The primary objective of the Brain Metastasis Research Group lead by Dr. Zoltán Szállási, guest professor at the 2nd Department of Pathology is the better understanding of the genetic background of brain metastases, their genomic analysis and the establishment of a tissue archive. The first results of the team, made up of researchers from various departments, have recently been published in the scientific journal Neuro-Oncology. Dr. Judit Moldvay, senior author of the paper and leader of the clinical division of the team said that the analysis of sample brain tissues from lung cancer patients revealed certain characteristics that could point to the evolution of the disease.
The recently published study discusses the analysis of sample brain tissues obtained from the surgical removal of cerebral metastases of lung cancer patients. The paper focuses on the expression of the proteins PD-L1/PD-1, which are researched worldwide for their predictive properties in immunotherapy.
“These proteins are significant building blocks of the immune system, they can be detected in tumours, moreover, their presence in tumour cells and lymphocytes seems to be related to the reaction to immunotherapy.”, said Dr. Judit Moldvay, chief physician of the Department of Tumourbiology at the Hungarian Korányi Institute of Pulmonology and former assistant professor of Semmelweis University’s Department of Pulmonology.
The results suggest that patients, whose brain metastases show certain histological properties (eg. mononuclear rings around the metastasis), will have better chances of survival after brain surgery. A higher number of lymphoid cells in the metastasised tumour also showed a better tendency for survival, which was not influenced significantly by steroid administration and chemotherapy.
The results may be used in clinical practice in the future. For instance if a cancer tissue is found without these favourable properties, the tumour is supposedly of an aggressive type, therefore the patient needs closer monitoring.
The head of the research group is Dr. Zoltán Szállási, a researcher at Harvard Medical School in Boston, who came to lead the team on the invitation of Dr. József Tímár, Director of the 2nd Department of Pathology. He wanted to create a team that could improve the diagnostics and therapy of brain metastases of various tumours with the help of basic research. This requires the close cooperation of specialists from different areas, therefore clinicians, pathologists, molecular biologists and surgeons work together on the project.
Dr. Lilla Reiniger, senior lecturer at the 1st Department of Pathology and Cancer Research is a neuropathologist who is assisted by her PhD student, Dr. Vanda Téglási.
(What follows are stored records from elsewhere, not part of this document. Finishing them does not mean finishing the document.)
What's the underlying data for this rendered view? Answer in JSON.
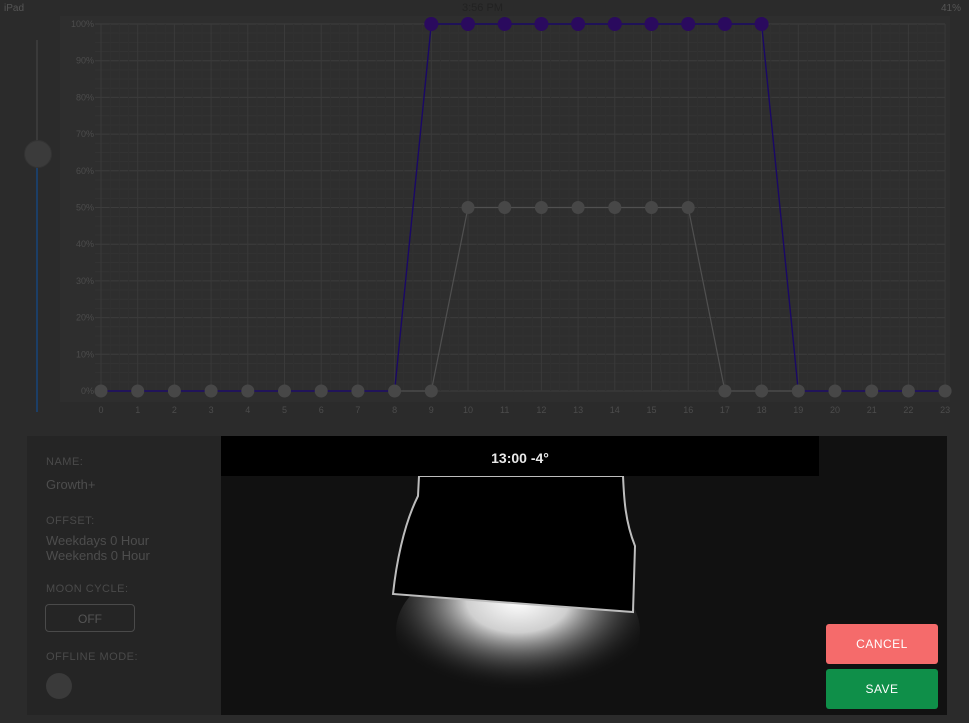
{
  "status_bar": {
    "device": "iPad",
    "time": "3:56 PM",
    "battery": "41%"
  },
  "chart_data": {
    "type": "line",
    "x": [
      0,
      1,
      2,
      3,
      4,
      5,
      6,
      7,
      8,
      9,
      10,
      11,
      12,
      13,
      14,
      15,
      16,
      17,
      18,
      19,
      20,
      21,
      22,
      23
    ],
    "y_ticks": [
      "0%",
      "10%",
      "20%",
      "30%",
      "40%",
      "50%",
      "60%",
      "70%",
      "80%",
      "90%",
      "100%"
    ],
    "ylim": [
      0,
      100
    ],
    "grid": true,
    "series": [
      {
        "color": "#2a0a5e",
        "values": [
          0,
          0,
          0,
          0,
          0,
          0,
          0,
          0,
          0,
          100,
          100,
          100,
          100,
          100,
          100,
          100,
          100,
          100,
          100,
          0,
          0,
          0,
          0,
          0
        ]
      },
      {
        "color": "#4a4a4a",
        "values": [
          0,
          0,
          0,
          0,
          0,
          0,
          0,
          0,
          0,
          0,
          50,
          50,
          50,
          50,
          50,
          50,
          50,
          0,
          0,
          0,
          0,
          0,
          0,
          0
        ]
      }
    ]
  },
  "details": {
    "name_label": "NAME:",
    "name_value": "Growth+",
    "offset_label": "OFFSET:",
    "offset_weekdays": "Weekdays 0 Hour",
    "offset_weekends": "Weekends 0 Hour",
    "moon_label": "MOON CYCLE:",
    "moon_value": "OFF",
    "offline_label": "OFFLINE MODE:"
  },
  "preview": {
    "time_label": "13:00 -4°"
  },
  "actions": {
    "cancel": "CANCEL",
    "save": "SAVE"
  }
}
Dr. Laura Vízkeleti, research fellow at the 2nd Department of Pathology is a molecular biologist and Dr. Attila Bagó, chief neurosurgeon at the National Institute of Clinical Neurosciences provides the project with samples. Dr. Judit Moldvay is a pulmonologist-oncologist assisted by her PhD student, Dr. Katalin Fábián. Statistical analysis and evaluation is carried out by Orsolya Pipek, doctoral student at Eötvös Loránd University.
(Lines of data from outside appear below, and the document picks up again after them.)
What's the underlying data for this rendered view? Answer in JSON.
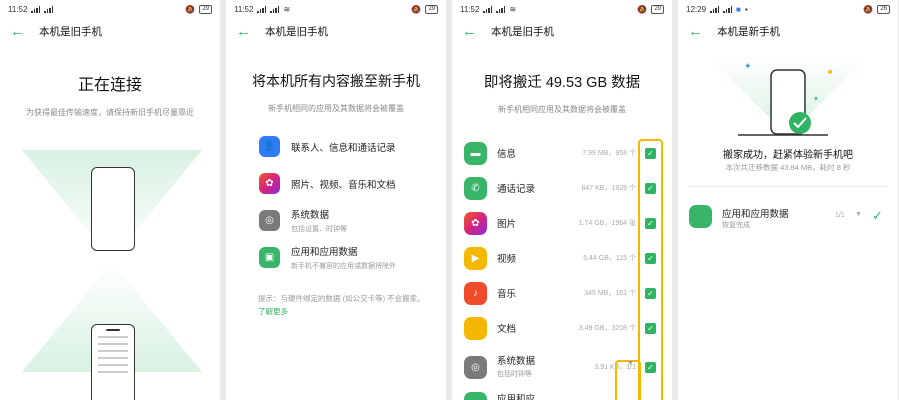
{
  "colors": {
    "accent": "#2fb464",
    "highlight": "#f5b800",
    "bg": "#e9e9e9"
  },
  "panel1": {
    "status": {
      "time": "11:52",
      "battery": "29"
    },
    "appbar_title": "本机是旧手机",
    "title": "正在连接",
    "subtitle": "为获得最佳传输速度，请保持新旧手机尽量靠近"
  },
  "panel2": {
    "status": {
      "time": "11:52",
      "battery": "29"
    },
    "appbar_title": "本机是旧手机",
    "title": "将本机所有内容搬至新手机",
    "subtitle": "新手机相同的应用及其数据将会被覆盖",
    "items": [
      {
        "label": "联系人、信息和通话记录",
        "sub": "",
        "icon": "contacts-icon",
        "color": "#2f7cf6"
      },
      {
        "label": "照片、视频、音乐和文档",
        "sub": "",
        "icon": "gallery-icon",
        "color": "#e0327a"
      },
      {
        "label": "系统数据",
        "sub": "包括设置、时钟等",
        "icon": "system-icon",
        "color": "#777777"
      },
      {
        "label": "应用和应用数据",
        "sub": "新手机不兼容的应用或数据将除外",
        "icon": "android-icon",
        "color": "#39b56a"
      }
    ],
    "note_text": "提示：与硬件绑定的数据 (如公交卡等) 不会搬家。",
    "note_link": "了解更多"
  },
  "panel3": {
    "status": {
      "time": "11:52",
      "battery": "29"
    },
    "appbar_title": "本机是旧手机",
    "title": "即将搬迁 49.53 GB 数据",
    "subtitle": "新手机相同应用及其数据将会被覆盖",
    "rows": [
      {
        "name": "信息",
        "size": "7.99 MB，958 个",
        "icon": "message-icon",
        "color": "#39b56a"
      },
      {
        "name": "通话记录",
        "size": "847 KB，1928 个",
        "icon": "phone-icon",
        "color": "#39b56a"
      },
      {
        "name": "图片",
        "size": "1.74 GB，1964 张",
        "icon": "photos-icon",
        "color": "#e0327a"
      },
      {
        "name": "视频",
        "size": "5.44 GB，115 个",
        "icon": "video-icon",
        "color": "#f5b800"
      },
      {
        "name": "音乐",
        "size": "345 MB，161 个",
        "icon": "music-icon",
        "color": "#f04b2a"
      },
      {
        "name": "文档",
        "size": "3.49 GB，3208 个",
        "icon": "docs-icon",
        "color": "#f5b800"
      },
      {
        "name": "系统数据",
        "size": "3.91 KB，1/1",
        "sub": "包括时钟等",
        "icon": "system-icon",
        "color": "#777777"
      },
      {
        "name": "应用和应",
        "size": "",
        "icon": "android-icon",
        "color": "#39b56a"
      }
    ]
  },
  "panel4": {
    "status": {
      "time": "12:29",
      "battery": "26"
    },
    "appbar_title": "本机是新手机",
    "title": "搬家成功，赶紧体验新手机吧",
    "subtitle": "本次共迁移数据 43.84 MB，耗时 8 秒",
    "row": {
      "name": "应用和应用数据",
      "sub": "恢复完成",
      "count": "1/1"
    }
  }
}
The research is based on an extensive tissue database which consists of frozen tissue samples from primary lung tumours and cerebral metastases. This archive provides a basis for the comparative molecular genetic analysis of the primary tumour and its metastasis in the brain. The team have already stared the process of genetic sequencing which will lead to the better understanding of the complex molecular mechanisms of cerebral metastatisation and the role of the immune system in metastatisation in the brain. All this could lead to a better selection of patients and a more efficient therapy of lung cancer.
Part of the tissue archive is located at the Korányi Institute where primary tumour samples are collected by Dr. Attila Vágvölgyi, thoracic surgeon and Dr. János Fillinger, pathologist. The tissue database containing the samples from cerebral metastases is located at the National Institute of Clinical Neurosciences. All together 350 primary and 150 metastatised samples have been collected in two years.
“Unfortunately, the reason behind the extensive study of lung cancer with metastatisation to the brain is the alarming statistics. Globally, the occurrence and the mortality rate of lung cancer in males are the highest in Hungary.”, Dr. Judit Moldvay said.
In nearly half of the patients metastatisation to the brain occurs, which is the leading cause of death in case of malign tumours. Therapies are less efficient because the genetics of cerebral metastases and the change in their evolution from the primary tumour are barely known. The research group aim to explore this area and help patients by the further improvement and application of the tissue banks.
Photo: Attila Kovács, Semmelweis University
Translation: Ágnes Raubinek